> Work required: Please output exactly the lines from the one containing "Parse this screenshot: output" through the end of the records below, leaving out any pictures.
::::::
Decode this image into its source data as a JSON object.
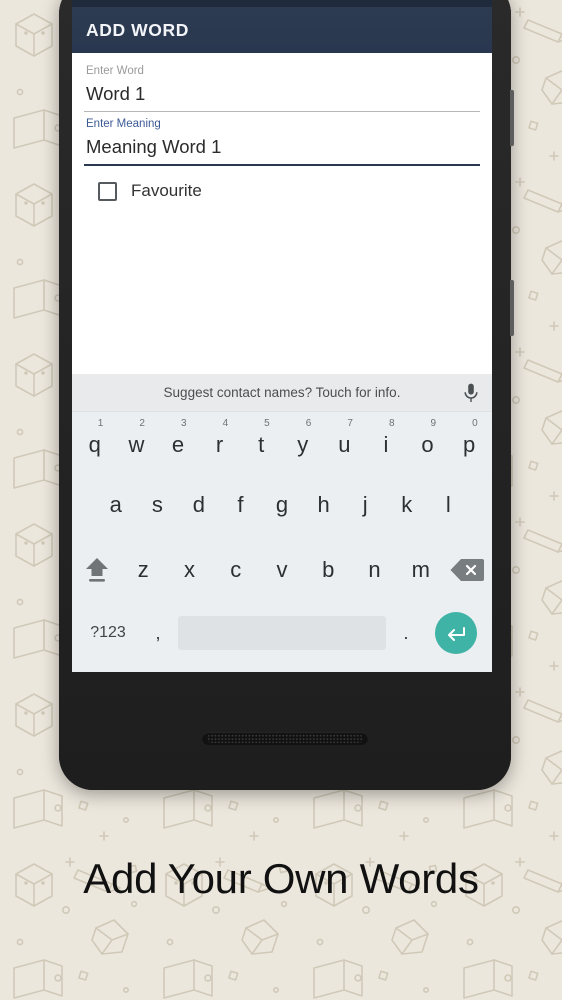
{
  "caption": "Add Your Own Words",
  "app": {
    "bar_title": "ADD WORD"
  },
  "form": {
    "word_field": {
      "label": "Enter Word",
      "value": "Word 1",
      "focused": false
    },
    "meaning_field": {
      "label": "Enter Meaning",
      "value": "Meaning Word 1",
      "focused": true
    },
    "favourite": {
      "label": "Favourite",
      "checked": false
    }
  },
  "fab": {
    "icon": "plus-icon",
    "label": "+"
  },
  "keyboard": {
    "suggestion_text": "Suggest contact names? Touch for info.",
    "mic_icon": "microphone-icon",
    "row1": [
      {
        "key": "q",
        "sup": "1"
      },
      {
        "key": "w",
        "sup": "2"
      },
      {
        "key": "e",
        "sup": "3"
      },
      {
        "key": "r",
        "sup": "4"
      },
      {
        "key": "t",
        "sup": "5"
      },
      {
        "key": "y",
        "sup": "6"
      },
      {
        "key": "u",
        "sup": "7"
      },
      {
        "key": "i",
        "sup": "8"
      },
      {
        "key": "o",
        "sup": "9"
      },
      {
        "key": "p",
        "sup": "0"
      }
    ],
    "row2": [
      "a",
      "s",
      "d",
      "f",
      "g",
      "h",
      "j",
      "k",
      "l"
    ],
    "row3": {
      "shift_icon": "shift-icon",
      "letters": [
        "z",
        "x",
        "c",
        "v",
        "b",
        "n",
        "m"
      ],
      "backspace_icon": "backspace-icon"
    },
    "row4": {
      "symbols_label": "?123",
      "comma_label": ",",
      "space_label": "",
      "period_label": ".",
      "enter_icon": "enter-icon"
    }
  },
  "colors": {
    "app_bar": "#2b3950",
    "accent_blue": "#3c5a96",
    "enter_key": "#3fb3a6",
    "ripple": "#8ab4f2",
    "background": "#ece7dd"
  }
}
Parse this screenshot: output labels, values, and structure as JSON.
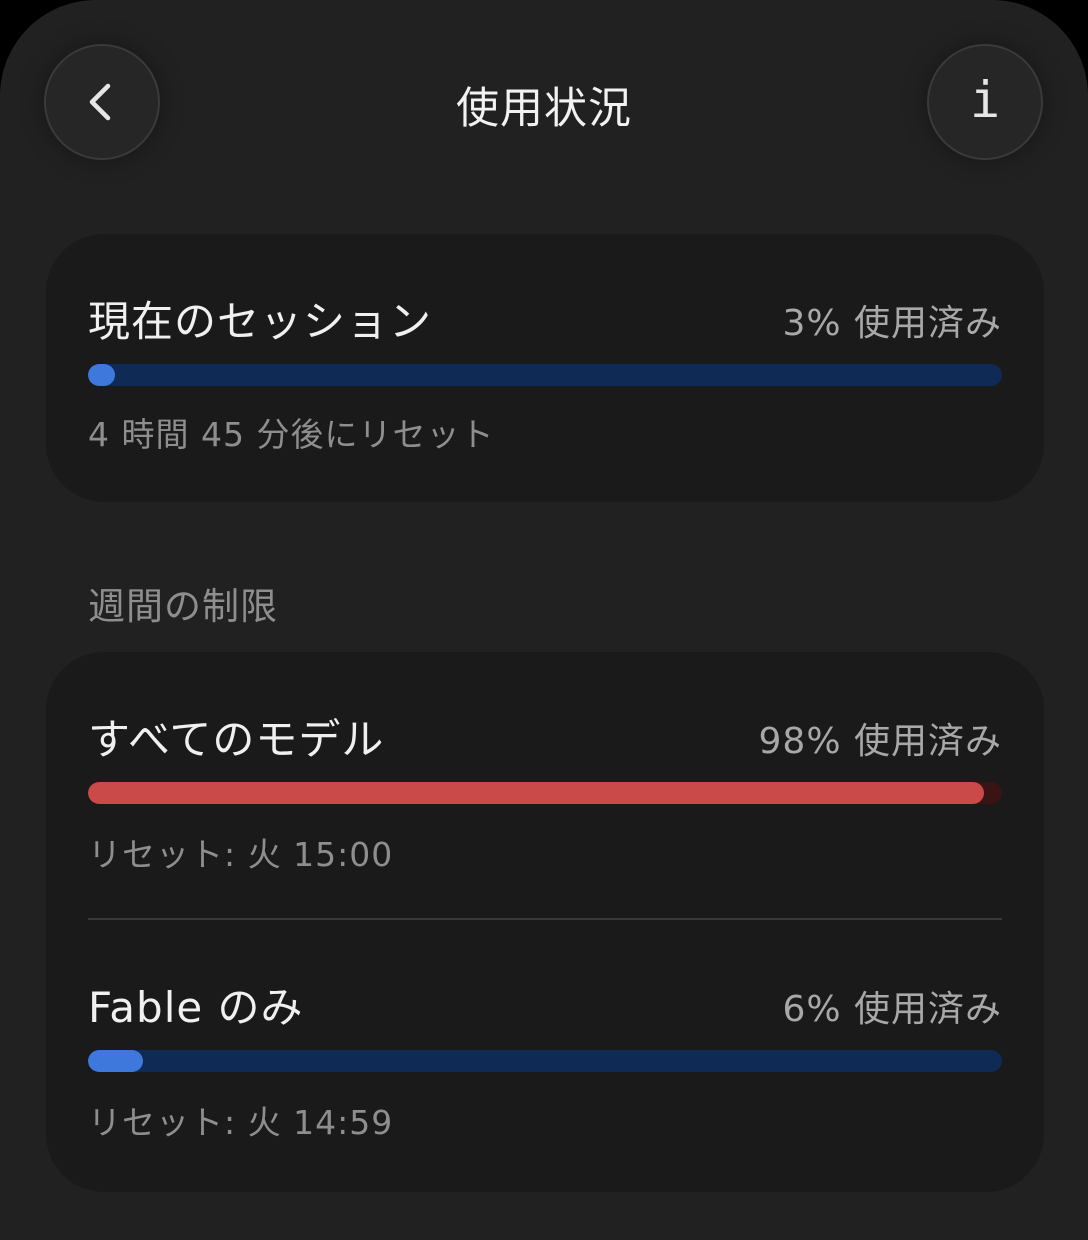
{
  "header": {
    "title": "使用状況",
    "back_icon": "chevron-left-icon",
    "info_icon": "info-icon",
    "info_glyph": "i"
  },
  "session": {
    "label": "現在のセッション",
    "percent_text": "3% 使用済み",
    "percent": 3,
    "reset_text": "4 時間 45 分後にリセット",
    "bar_color": "#3f78dd",
    "track_color": "#0f2a55"
  },
  "weekly": {
    "heading": "週間の制限",
    "items": [
      {
        "label": "すべてのモデル",
        "percent_text": "98% 使用済み",
        "percent": 98,
        "reset_text": "リセット: 火 15:00",
        "bar_color": "#c94a48",
        "track_color": "#3a1414"
      },
      {
        "label": "Fable のみ",
        "percent_text": "6% 使用済み",
        "percent": 6,
        "reset_text": "リセット: 火 14:59",
        "bar_color": "#3f78dd",
        "track_color": "#0f2a55"
      }
    ]
  },
  "colors": {
    "background": "#212121",
    "card": "#1a1a1a",
    "primary_text": "#f0f0f0",
    "secondary_text": "#8e8e8e"
  }
}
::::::
> Answer section:
Parse this screenshot: output labels, values, and structure as JSON.
{
  "header": {
    "title": "使用状況",
    "back_icon": "chevron-left-icon",
    "info_icon": "info-icon",
    "info_glyph": "i"
  },
  "session": {
    "label": "現在のセッション",
    "percent_text": "3% 使用済み",
    "percent": 3,
    "reset_text": "4 時間 45 分後にリセット",
    "bar_color": "#3f78dd",
    "track_color": "#0f2a55"
  },
  "weekly": {
    "heading": "週間の制限",
    "items": [
      {
        "label": "すべてのモデル",
        "percent_text": "98% 使用済み",
        "percent": 98,
        "reset_text": "リセット: 火 15:00",
        "bar_color": "#c94a48",
        "track_color": "#3a1414"
      },
      {
        "label": "Fable のみ",
        "percent_text": "6% 使用済み",
        "percent": 6,
        "reset_text": "リセット: 火 14:59",
        "bar_color": "#3f78dd",
        "track_color": "#0f2a55"
      }
    ]
  },
  "colors": {
    "background": "#212121",
    "card": "#1a1a1a",
    "primary_text": "#f0f0f0",
    "secondary_text": "#8e8e8e"
  }
}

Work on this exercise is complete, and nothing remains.